From the entries provided below, copy each line that contains the word "telnet".

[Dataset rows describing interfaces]
=== Section Start ===
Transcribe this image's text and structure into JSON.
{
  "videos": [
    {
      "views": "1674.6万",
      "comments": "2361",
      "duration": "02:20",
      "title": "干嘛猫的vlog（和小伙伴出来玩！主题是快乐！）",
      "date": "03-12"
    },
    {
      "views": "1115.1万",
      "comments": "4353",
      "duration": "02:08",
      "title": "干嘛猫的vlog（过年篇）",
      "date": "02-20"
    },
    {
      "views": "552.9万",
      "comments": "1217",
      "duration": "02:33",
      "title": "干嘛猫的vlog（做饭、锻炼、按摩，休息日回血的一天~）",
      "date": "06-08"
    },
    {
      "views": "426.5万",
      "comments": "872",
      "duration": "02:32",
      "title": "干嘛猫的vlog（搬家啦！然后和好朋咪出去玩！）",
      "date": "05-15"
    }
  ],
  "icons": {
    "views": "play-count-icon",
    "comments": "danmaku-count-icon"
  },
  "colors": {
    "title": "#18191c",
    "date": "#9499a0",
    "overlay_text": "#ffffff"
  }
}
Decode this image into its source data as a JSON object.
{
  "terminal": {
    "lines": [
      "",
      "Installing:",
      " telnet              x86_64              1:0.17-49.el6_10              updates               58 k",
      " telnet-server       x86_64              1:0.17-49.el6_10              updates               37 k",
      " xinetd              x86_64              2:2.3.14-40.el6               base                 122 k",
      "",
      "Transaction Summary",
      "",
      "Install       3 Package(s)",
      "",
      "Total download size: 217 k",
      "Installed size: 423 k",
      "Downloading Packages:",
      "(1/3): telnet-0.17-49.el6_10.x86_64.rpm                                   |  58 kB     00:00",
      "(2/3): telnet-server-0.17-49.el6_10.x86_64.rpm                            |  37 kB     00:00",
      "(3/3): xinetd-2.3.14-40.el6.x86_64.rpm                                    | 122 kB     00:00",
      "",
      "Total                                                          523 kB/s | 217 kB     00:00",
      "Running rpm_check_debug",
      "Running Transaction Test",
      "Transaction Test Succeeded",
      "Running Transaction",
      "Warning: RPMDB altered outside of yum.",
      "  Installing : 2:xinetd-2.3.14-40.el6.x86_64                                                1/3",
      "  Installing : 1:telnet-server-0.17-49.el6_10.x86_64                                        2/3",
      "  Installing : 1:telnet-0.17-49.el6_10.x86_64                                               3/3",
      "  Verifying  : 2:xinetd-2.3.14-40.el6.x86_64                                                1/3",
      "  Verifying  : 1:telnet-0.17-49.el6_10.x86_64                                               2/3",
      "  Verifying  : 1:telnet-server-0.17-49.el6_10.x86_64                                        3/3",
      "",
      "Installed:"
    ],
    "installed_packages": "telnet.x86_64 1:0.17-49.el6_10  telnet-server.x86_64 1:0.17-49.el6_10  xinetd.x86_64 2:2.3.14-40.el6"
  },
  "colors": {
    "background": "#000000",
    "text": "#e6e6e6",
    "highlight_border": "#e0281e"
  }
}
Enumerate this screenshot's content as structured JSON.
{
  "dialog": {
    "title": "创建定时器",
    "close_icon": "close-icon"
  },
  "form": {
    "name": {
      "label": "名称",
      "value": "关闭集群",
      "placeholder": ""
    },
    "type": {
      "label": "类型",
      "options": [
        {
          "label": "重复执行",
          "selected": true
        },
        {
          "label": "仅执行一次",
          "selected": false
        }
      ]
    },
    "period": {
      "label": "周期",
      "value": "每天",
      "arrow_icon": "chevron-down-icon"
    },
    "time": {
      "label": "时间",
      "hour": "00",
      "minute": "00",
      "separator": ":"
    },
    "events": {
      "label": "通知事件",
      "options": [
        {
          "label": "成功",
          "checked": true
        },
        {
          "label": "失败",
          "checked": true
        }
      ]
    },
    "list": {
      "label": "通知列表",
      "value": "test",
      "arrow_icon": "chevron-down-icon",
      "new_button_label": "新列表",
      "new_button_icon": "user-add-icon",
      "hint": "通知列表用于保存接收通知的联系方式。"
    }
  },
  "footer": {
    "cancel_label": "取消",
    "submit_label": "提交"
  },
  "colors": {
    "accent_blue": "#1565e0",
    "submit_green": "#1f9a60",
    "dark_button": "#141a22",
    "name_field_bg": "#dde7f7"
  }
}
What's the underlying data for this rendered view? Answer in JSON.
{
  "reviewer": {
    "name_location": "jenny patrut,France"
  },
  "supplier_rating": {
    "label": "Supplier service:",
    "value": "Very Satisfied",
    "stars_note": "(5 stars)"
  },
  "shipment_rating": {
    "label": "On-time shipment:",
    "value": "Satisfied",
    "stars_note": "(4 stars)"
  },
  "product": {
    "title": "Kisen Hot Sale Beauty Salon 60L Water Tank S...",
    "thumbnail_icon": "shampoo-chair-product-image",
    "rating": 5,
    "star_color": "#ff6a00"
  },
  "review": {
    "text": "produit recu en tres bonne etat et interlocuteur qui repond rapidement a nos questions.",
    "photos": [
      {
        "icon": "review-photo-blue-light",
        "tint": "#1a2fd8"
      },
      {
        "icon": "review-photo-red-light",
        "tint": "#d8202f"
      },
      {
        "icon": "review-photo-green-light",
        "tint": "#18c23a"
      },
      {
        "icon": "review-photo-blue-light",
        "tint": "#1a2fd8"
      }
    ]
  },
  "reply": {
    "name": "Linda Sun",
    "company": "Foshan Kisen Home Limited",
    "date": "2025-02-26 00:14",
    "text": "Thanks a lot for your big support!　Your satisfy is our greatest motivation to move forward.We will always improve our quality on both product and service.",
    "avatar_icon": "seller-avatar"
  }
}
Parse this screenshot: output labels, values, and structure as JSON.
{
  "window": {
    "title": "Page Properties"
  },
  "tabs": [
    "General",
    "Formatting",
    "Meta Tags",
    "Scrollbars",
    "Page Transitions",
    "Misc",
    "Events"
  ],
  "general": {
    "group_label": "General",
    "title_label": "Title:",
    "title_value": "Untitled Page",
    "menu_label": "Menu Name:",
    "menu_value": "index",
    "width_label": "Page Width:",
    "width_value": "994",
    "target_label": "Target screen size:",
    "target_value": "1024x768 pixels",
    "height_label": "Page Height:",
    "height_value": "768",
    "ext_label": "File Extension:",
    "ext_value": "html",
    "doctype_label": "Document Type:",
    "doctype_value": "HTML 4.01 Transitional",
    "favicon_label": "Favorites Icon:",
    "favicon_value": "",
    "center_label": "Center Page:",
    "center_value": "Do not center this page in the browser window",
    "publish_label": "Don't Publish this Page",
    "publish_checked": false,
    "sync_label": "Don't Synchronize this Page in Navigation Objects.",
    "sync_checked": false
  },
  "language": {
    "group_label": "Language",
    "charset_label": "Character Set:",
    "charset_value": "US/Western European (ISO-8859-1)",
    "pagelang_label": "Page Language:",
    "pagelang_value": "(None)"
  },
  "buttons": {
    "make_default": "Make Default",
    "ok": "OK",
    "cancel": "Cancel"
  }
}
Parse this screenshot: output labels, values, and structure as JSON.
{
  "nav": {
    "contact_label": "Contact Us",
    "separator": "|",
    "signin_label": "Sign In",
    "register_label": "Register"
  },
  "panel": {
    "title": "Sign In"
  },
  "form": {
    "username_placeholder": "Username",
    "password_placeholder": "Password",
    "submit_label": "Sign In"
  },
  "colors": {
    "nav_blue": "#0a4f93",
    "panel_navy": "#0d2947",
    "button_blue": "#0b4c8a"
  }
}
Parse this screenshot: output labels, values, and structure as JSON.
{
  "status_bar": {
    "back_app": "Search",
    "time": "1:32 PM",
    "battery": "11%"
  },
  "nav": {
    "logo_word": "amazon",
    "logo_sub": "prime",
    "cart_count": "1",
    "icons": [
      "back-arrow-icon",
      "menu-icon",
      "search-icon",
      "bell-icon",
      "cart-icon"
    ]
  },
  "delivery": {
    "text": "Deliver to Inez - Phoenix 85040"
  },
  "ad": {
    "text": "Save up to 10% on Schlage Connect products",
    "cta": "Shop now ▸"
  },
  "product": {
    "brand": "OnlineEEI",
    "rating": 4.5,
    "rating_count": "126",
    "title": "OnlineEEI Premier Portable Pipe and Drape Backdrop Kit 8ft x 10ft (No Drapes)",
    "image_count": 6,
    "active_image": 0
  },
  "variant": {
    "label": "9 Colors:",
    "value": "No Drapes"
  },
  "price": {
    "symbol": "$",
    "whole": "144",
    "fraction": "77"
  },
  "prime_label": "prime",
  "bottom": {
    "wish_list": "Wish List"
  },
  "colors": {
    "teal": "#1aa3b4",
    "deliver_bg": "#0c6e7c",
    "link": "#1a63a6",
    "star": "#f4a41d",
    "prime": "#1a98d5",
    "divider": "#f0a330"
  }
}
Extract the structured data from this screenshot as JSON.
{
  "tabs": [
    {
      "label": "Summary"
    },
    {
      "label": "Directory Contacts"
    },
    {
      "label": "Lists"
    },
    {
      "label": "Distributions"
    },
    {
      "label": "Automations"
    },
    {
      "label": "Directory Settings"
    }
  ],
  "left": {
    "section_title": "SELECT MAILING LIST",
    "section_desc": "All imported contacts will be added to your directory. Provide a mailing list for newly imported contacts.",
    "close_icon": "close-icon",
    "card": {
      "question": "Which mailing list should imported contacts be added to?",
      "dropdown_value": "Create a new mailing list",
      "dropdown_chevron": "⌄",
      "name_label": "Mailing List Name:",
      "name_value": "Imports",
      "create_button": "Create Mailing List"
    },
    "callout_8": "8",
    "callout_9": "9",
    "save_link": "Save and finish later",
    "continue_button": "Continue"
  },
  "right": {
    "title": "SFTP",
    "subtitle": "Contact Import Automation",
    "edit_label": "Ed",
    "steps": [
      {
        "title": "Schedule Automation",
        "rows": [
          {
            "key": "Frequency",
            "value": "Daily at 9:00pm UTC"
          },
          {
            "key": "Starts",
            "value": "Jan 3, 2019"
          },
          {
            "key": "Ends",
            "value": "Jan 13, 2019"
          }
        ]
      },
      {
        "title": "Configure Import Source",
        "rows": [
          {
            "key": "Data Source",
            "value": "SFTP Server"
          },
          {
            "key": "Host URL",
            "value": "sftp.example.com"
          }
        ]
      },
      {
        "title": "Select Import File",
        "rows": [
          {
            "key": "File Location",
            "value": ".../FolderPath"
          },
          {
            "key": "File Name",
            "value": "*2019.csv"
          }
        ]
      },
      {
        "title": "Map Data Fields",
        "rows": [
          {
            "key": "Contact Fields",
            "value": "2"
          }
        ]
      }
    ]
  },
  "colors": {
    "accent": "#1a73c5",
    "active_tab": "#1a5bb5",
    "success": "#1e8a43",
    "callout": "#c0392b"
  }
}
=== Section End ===
### Result of this task
      " telnet              x86_64              1:0.17-49.el6_10              updates               58 k",
      " telnet-server       x86_64              1:0.17-49.el6_10              updates               37 k",
      "(1/3): telnet-0.17-49.el6_10.x86_64.rpm                                   |  58 kB     00:00",
      "(2/3): telnet-server-0.17-49.el6_10.x86_64.rpm                            |  37 kB     00:00",
      "  Installing : 1:telnet-server-0.17-49.el6_10.x86_64                                        2/3",
      "  Installing : 1:telnet-0.17-49.el6_10.x86_64                                               3/3",
      "  Verifying  : 1:telnet-0.17-49.el6_10.x86_64                                               2/3",
      "  Verifying  : 1:telnet-server-0.17-49.el6_10.x86_64                                        3/3",
    "installed_packages": "telnet.x86_64 1:0.17-49.el6_10  telnet-server.x86_64 1:0.17-49.el6_10  xinetd.x86_64 2:2.3.14-40.el6"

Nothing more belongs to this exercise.